We also went to Mottisfont, where we didn't see much of the children's illustrators exhibition, we were too busy climbing about in the new play area (big wooden things) and in the water play area.  (Get wet! Dam a stream! Get wet! Pump up water! Did I mention getting wet?) Strongly recommended to adventurous children of all ages, but do what we didn't (because we didn't know it was there) and take a towel and a change of clothes.

They loved the fish, too, both the real ones and these.

There has been some needlework. Socks have been finished 

and, for a change, and possibly a gift if it works out, a shawl has been started. Many, many times - I lost count after 8. It is not that it is a particularly difficult cast on, but last night I was tired, due to the stresses of driving back from Basingstoke in an unfamiliar car on the Friday before a bank holiday. Fortunately we know how to avoid the worst bit of the M3!

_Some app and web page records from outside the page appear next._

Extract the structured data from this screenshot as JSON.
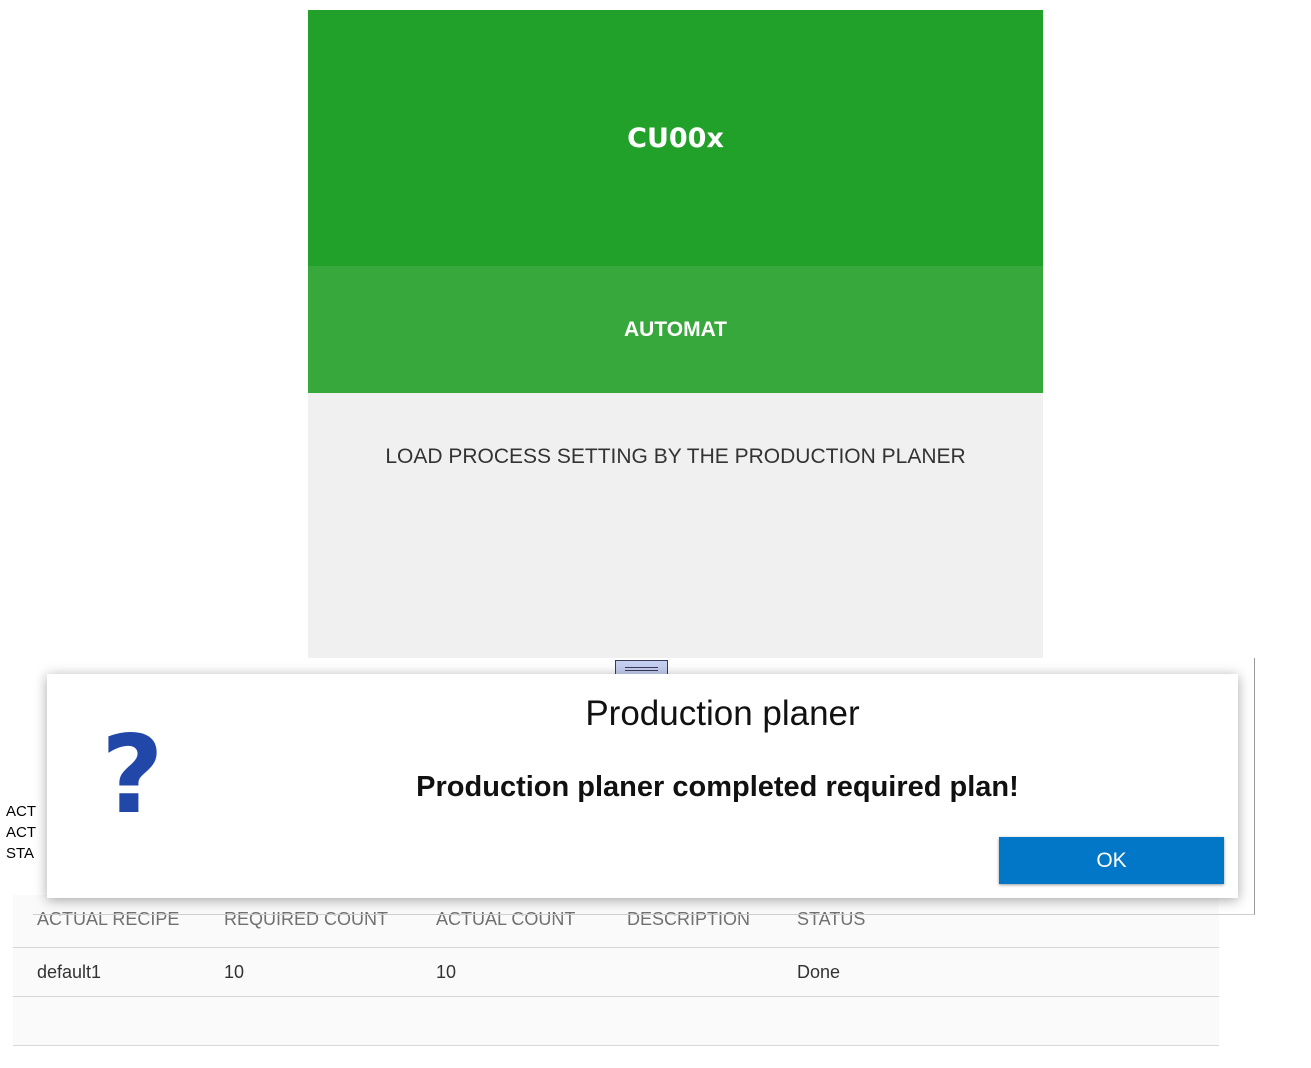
{
  "header": {
    "title": "CU00x",
    "mode": "AUTOMAT",
    "message": "LOAD PROCESS SETTING BY THE PRODUCTION PLANER"
  },
  "side_labels": [
    "ACT",
    "ACT",
    "STA"
  ],
  "table": {
    "columns": [
      "ACTUAL RECIPE",
      "REQUIRED COUNT",
      "ACTUAL COUNT",
      "DESCRIPTION",
      "STATUS"
    ],
    "rows": [
      {
        "recipe": "default1",
        "required": "10",
        "actual": "10",
        "description": "",
        "status": "Done"
      }
    ]
  },
  "dialog": {
    "icon": "question-mark-icon",
    "icon_glyph": "?",
    "title": "Production planer",
    "message": "Production planer completed required plan!",
    "ok_label": "OK"
  },
  "colors": {
    "title_bg": "#21a12a",
    "mode_bg": "#37a83b",
    "message_bg": "#f0f0f0",
    "icon": "#2147a8",
    "ok_button": "#0277c8"
  }
}
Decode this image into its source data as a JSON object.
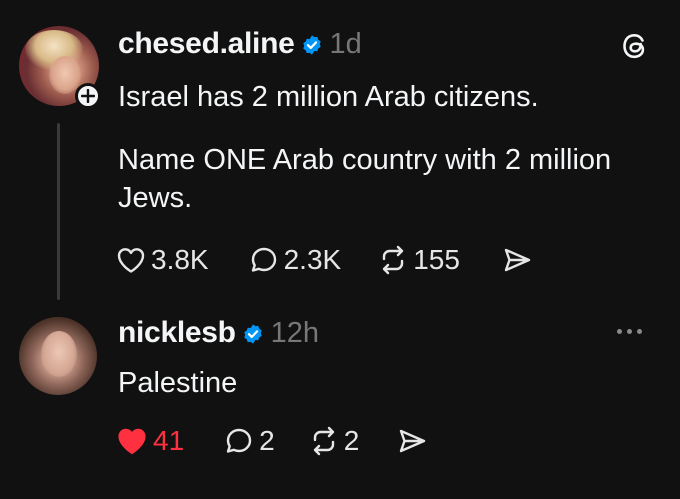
{
  "posts": [
    {
      "username": "chesed.aline",
      "time": "1d",
      "verified": true,
      "text_line1": "Israel has 2 million Arab citizens.",
      "text_body": "Name ONE Arab country with 2 million Jews.",
      "likes": "3.8K",
      "replies": "2.3K",
      "reposts": "155",
      "liked": false,
      "icon_top_right": "threads-logo-icon"
    },
    {
      "username": "nicklesb",
      "time": "12h",
      "verified": true,
      "text_body": "Palestine",
      "likes": "41",
      "replies": "2",
      "reposts": "2",
      "liked": true,
      "icon_top_right": "more-options-icon"
    }
  ],
  "colors": {
    "background": "#111111",
    "text": "#f3f5f7",
    "muted": "#777777",
    "verified": "#0095f6",
    "like_active": "#ff3040"
  }
}
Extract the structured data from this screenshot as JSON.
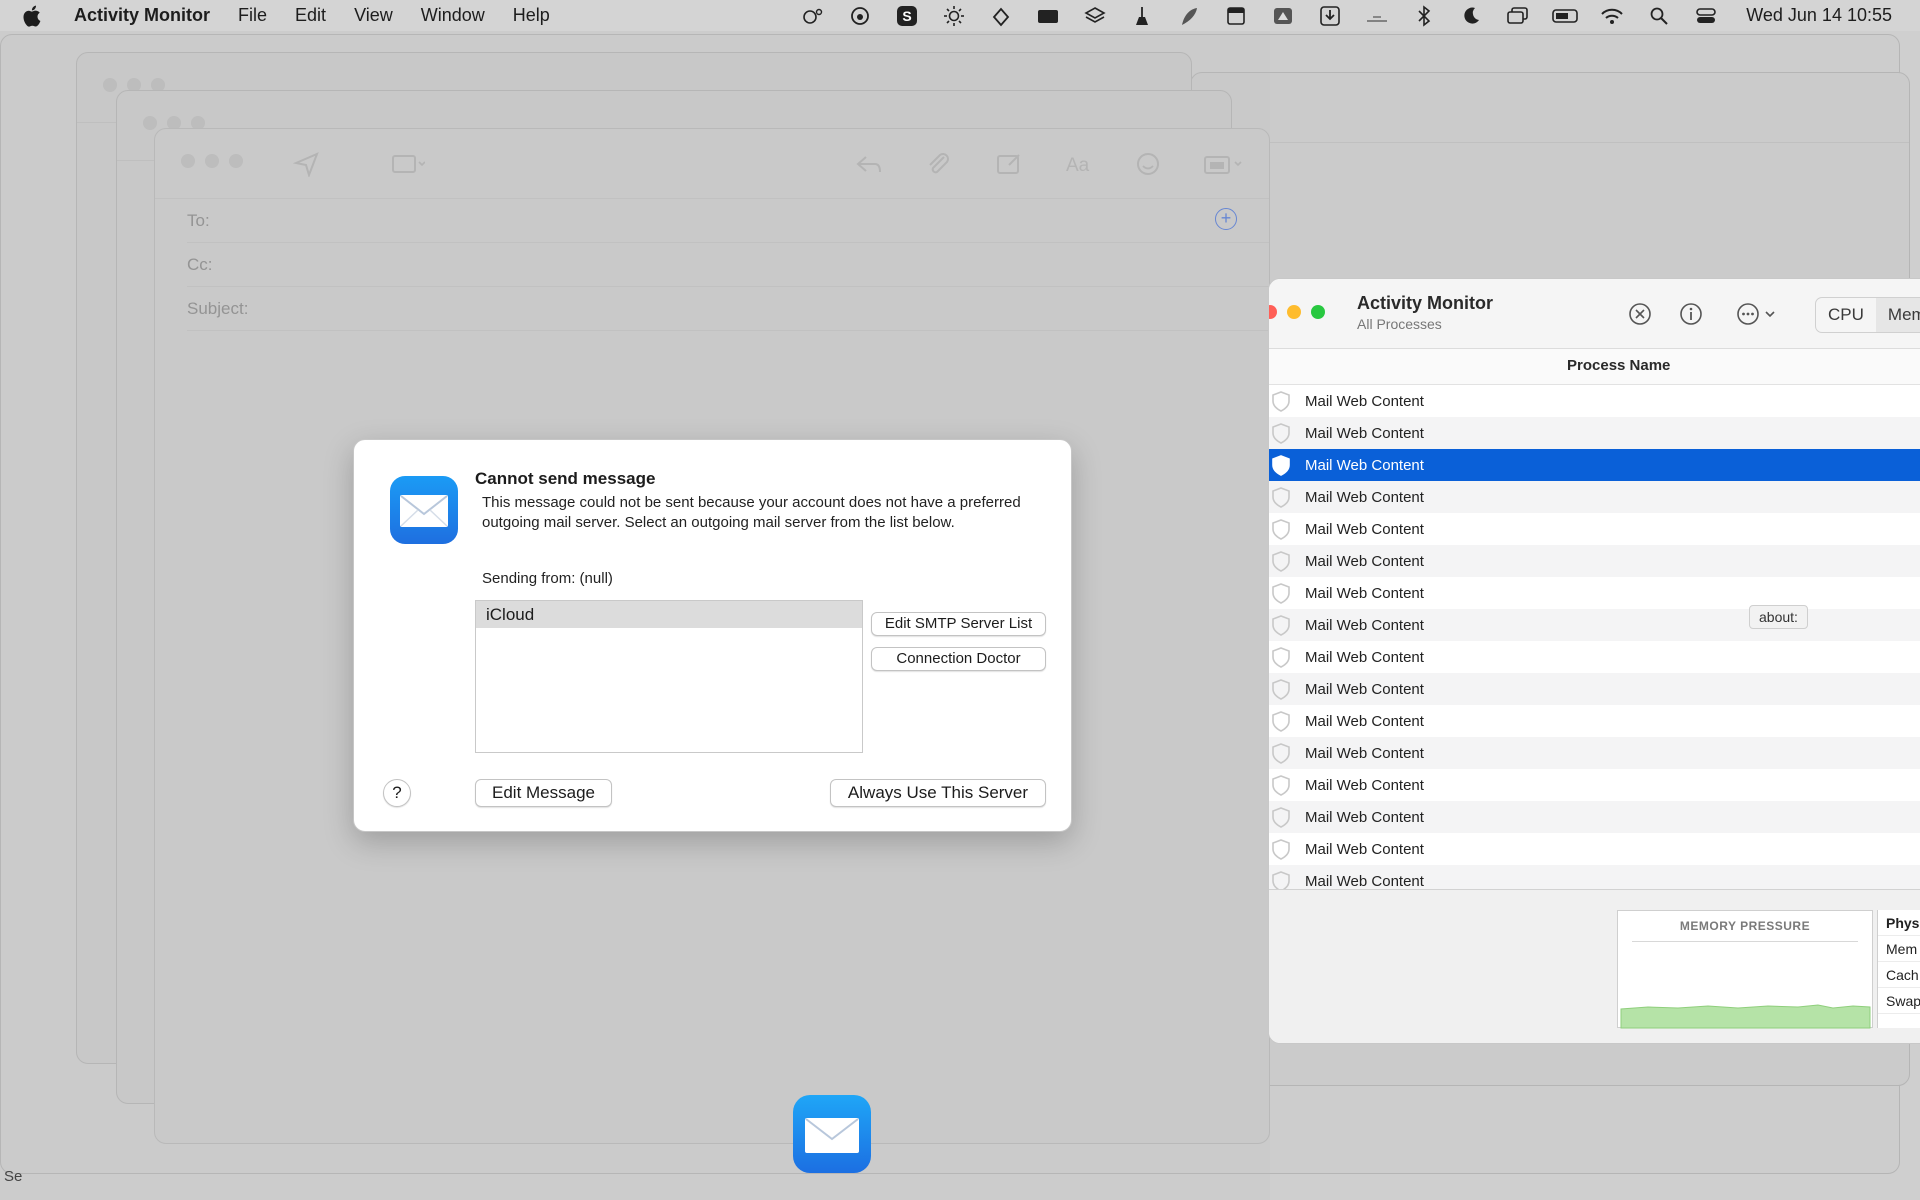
{
  "menubar": {
    "app_name": "Activity Monitor",
    "menus": [
      "File",
      "Edit",
      "View",
      "Window",
      "Help"
    ],
    "clock": "Wed Jun 14  10:55"
  },
  "compose": {
    "to_label": "To:",
    "cc_label": "Cc:",
    "subject_label": "Subject:"
  },
  "dialog": {
    "title": "Cannot send message",
    "message": "This message could not be sent because your account does not have a preferred outgoing mail server. Select an outgoing mail server from the list below.",
    "sending_from": "Sending from: (null)",
    "servers": [
      "iCloud"
    ],
    "edit_smtp_label": "Edit SMTP Server List",
    "connection_doctor_label": "Connection Doctor",
    "help_label": "?",
    "edit_message_label": "Edit Message",
    "always_use_label": "Always Use This Server"
  },
  "activity_monitor": {
    "title": "Activity Monitor",
    "subtitle": "All Processes",
    "tabs": [
      "CPU",
      "Mem"
    ],
    "column_header": "Process Name",
    "processes": [
      "Mail Web Content",
      "Mail Web Content",
      "Mail Web Content",
      "Mail Web Content",
      "Mail Web Content",
      "Mail Web Content",
      "Mail Web Content",
      "Mail Web Content",
      "Mail Web Content",
      "Mail Web Content",
      "Mail Web Content",
      "Mail Web Content",
      "Mail Web Content",
      "Mail Web Content",
      "Mail Web Content",
      "Mail Web Content"
    ],
    "selected_index": 2,
    "tooltip": "about:",
    "memory_pressure_title": "MEMORY PRESSURE",
    "memory_labels": [
      "Phys",
      "Mem",
      "Cach",
      "Swap"
    ]
  },
  "desktop": {
    "corner_label": "Se"
  },
  "colors": {
    "selection": "#0a60d8",
    "accent_link": "#5b7fd6",
    "memory_green": "#b5e3a7"
  }
}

I had a few more goes this morning and eventually got it right, after I'd worked out that I needed to abandon my preconceptions that for a shawl you increase on every other row at two, or at most four, points. In this pattern there are 6 increase points but you don't increase at all of them every time. I think I've got my brain round it now.

And I have made a book. Instructions here.

It's a very small one, which is not quite perfect, due to some slips of the craft knife. The photos are 1" square. I'm pondering trying a slightly bigger version, but I have a feeling size isn't everything. 

And finally - the second Visual Marks/Manor Farm piece is nearly finished - just some leaves to add, plus framing it - always the worst bit!